**WORK INSTRUCTION**
Copy all lines below that use the word "Descending".

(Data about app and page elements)
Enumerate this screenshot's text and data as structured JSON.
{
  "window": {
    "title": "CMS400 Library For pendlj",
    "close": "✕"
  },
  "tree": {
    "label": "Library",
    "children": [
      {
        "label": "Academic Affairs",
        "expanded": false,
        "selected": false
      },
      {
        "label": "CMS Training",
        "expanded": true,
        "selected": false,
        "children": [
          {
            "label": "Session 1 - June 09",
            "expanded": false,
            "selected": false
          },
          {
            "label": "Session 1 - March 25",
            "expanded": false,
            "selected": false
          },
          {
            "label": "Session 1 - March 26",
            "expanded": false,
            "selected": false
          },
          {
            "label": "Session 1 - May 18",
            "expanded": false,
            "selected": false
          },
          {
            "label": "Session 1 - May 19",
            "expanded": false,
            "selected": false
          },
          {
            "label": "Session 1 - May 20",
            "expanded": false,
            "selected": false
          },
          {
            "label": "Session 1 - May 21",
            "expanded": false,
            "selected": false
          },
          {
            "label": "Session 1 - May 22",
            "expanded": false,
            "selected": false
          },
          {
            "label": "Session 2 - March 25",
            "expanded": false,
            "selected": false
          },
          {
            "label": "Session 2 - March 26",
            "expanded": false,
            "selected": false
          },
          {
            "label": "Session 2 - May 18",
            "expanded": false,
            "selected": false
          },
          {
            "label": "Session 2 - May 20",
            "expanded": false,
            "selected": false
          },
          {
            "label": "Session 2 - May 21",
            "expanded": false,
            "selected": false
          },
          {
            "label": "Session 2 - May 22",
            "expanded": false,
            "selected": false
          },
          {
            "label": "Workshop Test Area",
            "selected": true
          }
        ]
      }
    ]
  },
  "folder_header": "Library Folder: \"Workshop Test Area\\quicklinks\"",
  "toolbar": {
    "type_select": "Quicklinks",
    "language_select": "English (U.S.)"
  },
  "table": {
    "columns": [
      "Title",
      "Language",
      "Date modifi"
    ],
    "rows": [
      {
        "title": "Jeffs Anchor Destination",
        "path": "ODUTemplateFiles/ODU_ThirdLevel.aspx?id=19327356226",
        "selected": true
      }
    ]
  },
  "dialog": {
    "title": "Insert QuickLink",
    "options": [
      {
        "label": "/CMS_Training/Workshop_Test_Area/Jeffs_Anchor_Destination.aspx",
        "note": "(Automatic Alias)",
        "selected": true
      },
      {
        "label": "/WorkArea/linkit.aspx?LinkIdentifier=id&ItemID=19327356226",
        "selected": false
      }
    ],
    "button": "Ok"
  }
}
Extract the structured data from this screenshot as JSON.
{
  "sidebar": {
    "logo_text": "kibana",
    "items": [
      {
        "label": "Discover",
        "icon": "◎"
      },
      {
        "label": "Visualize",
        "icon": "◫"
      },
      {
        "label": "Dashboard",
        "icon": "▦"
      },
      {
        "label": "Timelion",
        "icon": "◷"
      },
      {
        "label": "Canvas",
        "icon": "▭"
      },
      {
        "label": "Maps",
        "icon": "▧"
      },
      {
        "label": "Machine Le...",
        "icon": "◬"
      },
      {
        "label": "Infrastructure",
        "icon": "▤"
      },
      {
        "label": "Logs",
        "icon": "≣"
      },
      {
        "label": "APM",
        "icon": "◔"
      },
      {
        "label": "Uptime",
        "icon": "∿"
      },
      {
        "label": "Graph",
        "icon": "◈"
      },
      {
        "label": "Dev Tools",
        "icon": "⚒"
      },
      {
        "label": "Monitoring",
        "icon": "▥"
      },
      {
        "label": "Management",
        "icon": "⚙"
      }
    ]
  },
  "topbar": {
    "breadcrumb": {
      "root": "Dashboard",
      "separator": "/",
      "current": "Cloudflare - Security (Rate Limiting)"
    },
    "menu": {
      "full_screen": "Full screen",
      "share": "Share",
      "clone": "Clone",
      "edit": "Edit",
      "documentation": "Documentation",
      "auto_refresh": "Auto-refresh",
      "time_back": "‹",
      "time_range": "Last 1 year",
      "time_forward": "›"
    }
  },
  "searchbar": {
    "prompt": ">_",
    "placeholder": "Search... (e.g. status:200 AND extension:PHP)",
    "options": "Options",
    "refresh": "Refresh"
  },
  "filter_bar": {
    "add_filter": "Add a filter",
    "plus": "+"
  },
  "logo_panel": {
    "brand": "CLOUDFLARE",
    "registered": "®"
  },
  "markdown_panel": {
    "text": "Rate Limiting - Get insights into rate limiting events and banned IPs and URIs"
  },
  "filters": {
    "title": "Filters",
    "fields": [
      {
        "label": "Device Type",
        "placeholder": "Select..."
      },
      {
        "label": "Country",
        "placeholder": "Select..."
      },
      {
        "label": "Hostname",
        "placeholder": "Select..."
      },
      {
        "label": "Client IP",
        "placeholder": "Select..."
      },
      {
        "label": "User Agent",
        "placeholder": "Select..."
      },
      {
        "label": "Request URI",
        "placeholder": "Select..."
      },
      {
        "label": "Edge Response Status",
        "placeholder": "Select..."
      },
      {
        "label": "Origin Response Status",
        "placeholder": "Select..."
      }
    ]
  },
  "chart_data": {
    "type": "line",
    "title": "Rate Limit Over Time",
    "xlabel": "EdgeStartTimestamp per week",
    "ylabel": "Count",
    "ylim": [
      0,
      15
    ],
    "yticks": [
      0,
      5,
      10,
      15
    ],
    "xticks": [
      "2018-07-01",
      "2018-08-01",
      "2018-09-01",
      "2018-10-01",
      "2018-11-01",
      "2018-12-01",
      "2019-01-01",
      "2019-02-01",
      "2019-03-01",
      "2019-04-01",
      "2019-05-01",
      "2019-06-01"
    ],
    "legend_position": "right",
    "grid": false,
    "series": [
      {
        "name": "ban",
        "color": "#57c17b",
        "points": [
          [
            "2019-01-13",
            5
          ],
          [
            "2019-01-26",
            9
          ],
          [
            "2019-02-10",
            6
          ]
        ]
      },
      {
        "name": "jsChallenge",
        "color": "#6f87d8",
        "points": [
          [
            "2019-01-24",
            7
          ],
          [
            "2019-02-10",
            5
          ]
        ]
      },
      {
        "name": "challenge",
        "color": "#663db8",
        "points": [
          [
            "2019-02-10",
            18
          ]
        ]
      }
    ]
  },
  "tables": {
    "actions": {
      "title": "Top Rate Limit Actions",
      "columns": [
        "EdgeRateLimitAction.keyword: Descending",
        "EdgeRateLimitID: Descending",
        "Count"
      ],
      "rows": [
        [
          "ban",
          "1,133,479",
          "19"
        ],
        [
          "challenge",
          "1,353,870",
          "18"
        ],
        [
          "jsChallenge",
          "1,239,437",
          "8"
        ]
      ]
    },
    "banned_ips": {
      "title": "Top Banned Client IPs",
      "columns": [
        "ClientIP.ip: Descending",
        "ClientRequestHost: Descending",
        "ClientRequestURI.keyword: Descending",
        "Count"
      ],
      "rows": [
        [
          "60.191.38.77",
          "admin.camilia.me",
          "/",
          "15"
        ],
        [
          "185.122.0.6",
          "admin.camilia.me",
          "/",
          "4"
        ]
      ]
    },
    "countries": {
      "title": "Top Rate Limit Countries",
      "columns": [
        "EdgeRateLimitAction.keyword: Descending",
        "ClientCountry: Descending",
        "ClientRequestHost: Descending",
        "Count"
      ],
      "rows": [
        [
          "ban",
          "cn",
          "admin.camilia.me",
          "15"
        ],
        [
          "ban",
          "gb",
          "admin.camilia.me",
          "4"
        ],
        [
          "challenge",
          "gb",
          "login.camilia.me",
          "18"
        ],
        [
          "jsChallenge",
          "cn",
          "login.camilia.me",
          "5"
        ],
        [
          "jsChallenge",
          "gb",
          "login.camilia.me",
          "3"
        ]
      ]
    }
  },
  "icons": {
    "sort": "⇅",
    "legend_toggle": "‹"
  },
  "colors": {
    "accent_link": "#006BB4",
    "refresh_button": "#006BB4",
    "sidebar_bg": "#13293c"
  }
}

**OUTPUT FOR THIS EXERCISE**
        "EdgeRateLimitAction.keyword: Descending",
        "EdgeRateLimitID: Descending",
        "ClientIP.ip: Descending",
        "ClientRequestHost: Descending",
        "ClientRequestURI.keyword: Descending",
        "EdgeRateLimitAction.keyword: Descending",
        "ClientCountry: Descending",
        "ClientRequestHost: Descending",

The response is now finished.